----- ENTRIES SHOWN -----

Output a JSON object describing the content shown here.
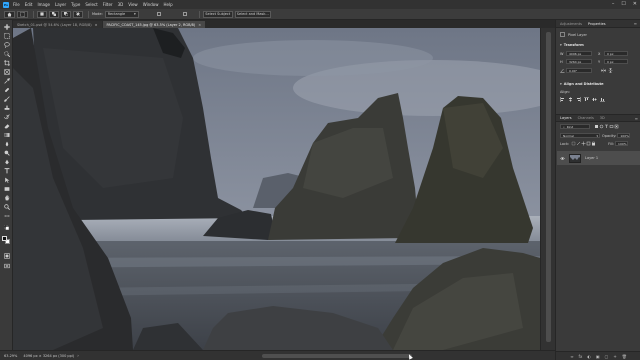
{
  "menubar": {
    "items": [
      "File",
      "Edit",
      "Image",
      "Layer",
      "Type",
      "Select",
      "Filter",
      "3D",
      "View",
      "Window",
      "Help"
    ],
    "window_controls": [
      "–",
      "☐",
      "✕"
    ]
  },
  "options_bar": {
    "mode_label": "Mode:",
    "mode_value": "Rectangle",
    "select_subject": "Select Subject",
    "select_and_mask": "Select and Mask..."
  },
  "tabs": [
    {
      "label": "Sketch_01.psd @ 54.6% (Layer 18, RGB/8)",
      "active": false,
      "close": "×"
    },
    {
      "label": "PACIFIC_COAST_145.jpg @ 63.5% (Layer 2, RGB/8)",
      "active": true,
      "close": "×"
    }
  ],
  "status": {
    "zoom": "63.29%",
    "doc_info": "4096 px × 3264 px (300 ppi)",
    "arrow": "›"
  },
  "panel": {
    "tabs": [
      "Adjustments",
      "Properties"
    ],
    "pixel_layer": "Pixel Layer",
    "transform_title": "Transform",
    "w_label": "W",
    "w_value": "4096 px",
    "h_label": "H",
    "h_value": "3264 px",
    "x_label": "X",
    "x_value": "0 px",
    "y_label": "Y",
    "y_value": "0 px",
    "angle_value": "0.00°",
    "align_title": "Align and Distribute",
    "align_label": "Align:"
  },
  "layers": {
    "tabs": [
      "Layers",
      "Channels",
      "3D"
    ],
    "kind_label": "Kind",
    "blend_mode": "Normal",
    "opacity_label": "Opacity:",
    "opacity_value": "100%",
    "lock_label": "Lock:",
    "fill_label": "Fill:",
    "fill_value": "100%",
    "layer_name": "Layer 1",
    "footer_icons": [
      "∞",
      "fx",
      "◐",
      "▣",
      "▢",
      "+",
      "🗑"
    ]
  },
  "colors": {
    "accent": "#31a8ff",
    "sky": "#7b8291",
    "rock": "#2a2b2d"
  },
  "icons": {
    "tools": [
      "move-icon",
      "marquee-icon",
      "lasso-icon",
      "quick-select-icon",
      "crop-icon",
      "frame-icon",
      "eyedropper-icon",
      "healing-icon",
      "brush-icon",
      "clone-stamp-icon",
      "history-brush-icon",
      "eraser-icon",
      "gradient-icon",
      "blur-icon",
      "dodge-icon",
      "pen-icon",
      "type-icon",
      "path-select-icon",
      "shape-icon",
      "hand-icon",
      "zoom-icon",
      "more-tools-icon"
    ]
  }
}
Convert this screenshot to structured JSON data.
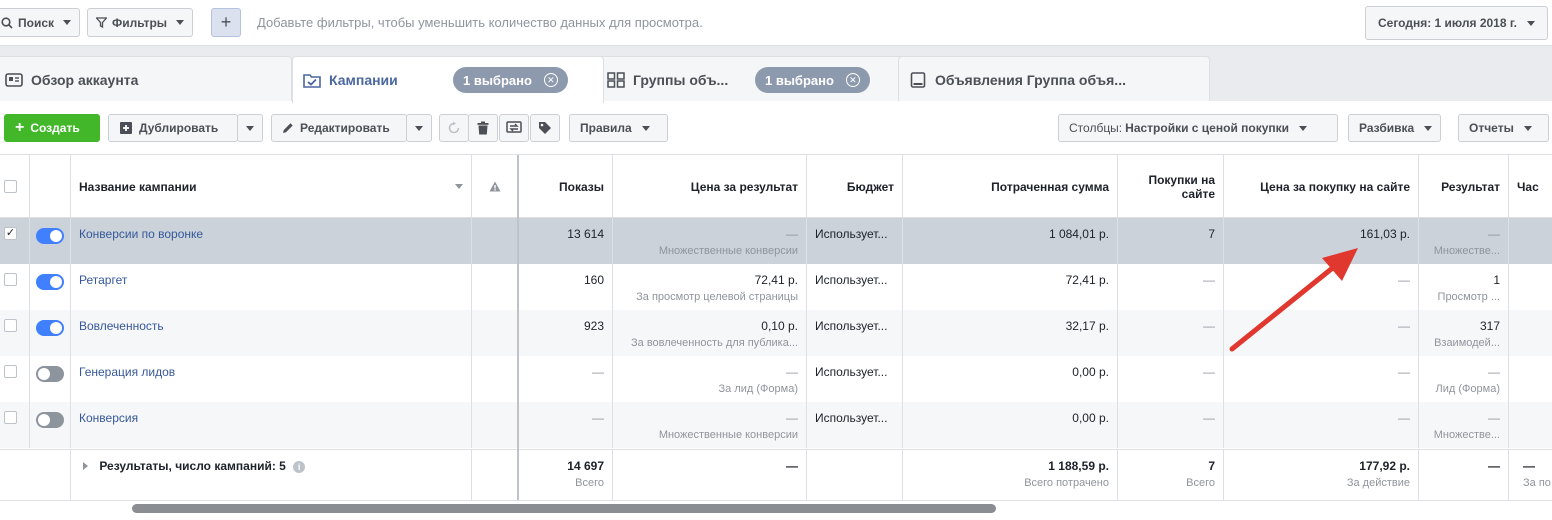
{
  "topbar": {
    "search_label": "Поиск",
    "filters_label": "Фильтры",
    "hint": "Добавьте фильтры, чтобы уменьшить количество данных для просмотра.",
    "date_label": "Сегодня: 1 июля 2018 г."
  },
  "tabs": [
    {
      "label": "Обзор аккаунта",
      "icon": "account-overview-icon"
    },
    {
      "label": "Кампании",
      "icon": "campaigns-folder-icon",
      "badge": "1 выбрано"
    },
    {
      "label": "Группы объ...",
      "icon": "adsets-grid-icon",
      "badge": "1 выбрано"
    },
    {
      "label": "Объявления Группа объя...",
      "icon": "ads-icon"
    }
  ],
  "toolbar": {
    "create_label": "Создать",
    "duplicate_label": "Дублировать",
    "edit_label": "Редактировать",
    "rules_label": "Правила",
    "columns_prefix": "Столбцы:",
    "columns_value": "Настройки с ценой покупки",
    "breakdown_label": "Разбивка",
    "reports_label": "Отчеты"
  },
  "columns": {
    "name": "Название кампании",
    "impressions": "Показы",
    "cost_per_result": "Цена за результат",
    "budget": "Бюджет",
    "amount_spent": "Потраченная сумма",
    "purchases": "Покупки на сайте",
    "cost_per_purchase": "Цена за покупку на сайте",
    "results": "Результат",
    "last": "Час"
  },
  "rows": [
    {
      "selected": true,
      "checked": "✓",
      "on": true,
      "name": "Конверсии по воронке",
      "impressions": "13 614",
      "cpr": "—",
      "cpr_sub": "Множественные конверсии",
      "budget": "Использует...",
      "spent": "1 084,01 р.",
      "purchases": "7",
      "cpp": "161,03 р.",
      "result": "—",
      "result_sub": "Множестве..."
    },
    {
      "selected": false,
      "checked": "",
      "on": true,
      "name": "Ретаргет",
      "impressions": "160",
      "cpr": "72,41 р.",
      "cpr_sub": "За просмотр целевой страницы",
      "budget": "Использует...",
      "spent": "72,41 р.",
      "purchases": "—",
      "cpp": "—",
      "result": "1",
      "result_sub": "Просмотр ..."
    },
    {
      "selected": false,
      "checked": "",
      "on": true,
      "name": "Вовлеченность",
      "impressions": "923",
      "cpr": "0,10 р.",
      "cpr_sub": "За вовлеченность для публика...",
      "budget": "Использует...",
      "spent": "32,17 р.",
      "purchases": "—",
      "cpp": "—",
      "result": "317",
      "result_sub": "Взаимодей..."
    },
    {
      "selected": false,
      "checked": "",
      "on": false,
      "name": "Генерация лидов",
      "impressions": "—",
      "cpr": "—",
      "cpr_sub": "За лид (Форма)",
      "budget": "Использует...",
      "spent": "0,00 р.",
      "purchases": "—",
      "cpp": "—",
      "result": "—",
      "result_sub": "Лид (Форма)"
    },
    {
      "selected": false,
      "checked": "",
      "on": false,
      "name": "Конверсия",
      "impressions": "—",
      "cpr": "—",
      "cpr_sub": "Множественные конверсии",
      "budget": "Использует...",
      "spent": "0,00 р.",
      "purchases": "—",
      "cpp": "—",
      "result": "—",
      "result_sub": "Множестве..."
    }
  ],
  "totals": {
    "label": "Результаты, число кампаний: 5",
    "impressions": "14 697",
    "impressions_sub": "Всего",
    "cpr": "—",
    "spent": "1 188,59 р.",
    "spent_sub": "Всего потрачено",
    "purchases": "7",
    "purchases_sub": "Всего",
    "cpp": "177,92 р.",
    "cpp_sub": "За действие",
    "result": "—",
    "last": "—",
    "last_sub": "За по"
  },
  "colors": {
    "accent": "#4080ff",
    "create": "#42b72a",
    "arrow": "#e0372f",
    "selected_row": "#cbd2d9"
  }
}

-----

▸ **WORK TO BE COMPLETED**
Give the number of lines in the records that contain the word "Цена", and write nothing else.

▸ **PROBLEM SOLUTION**
2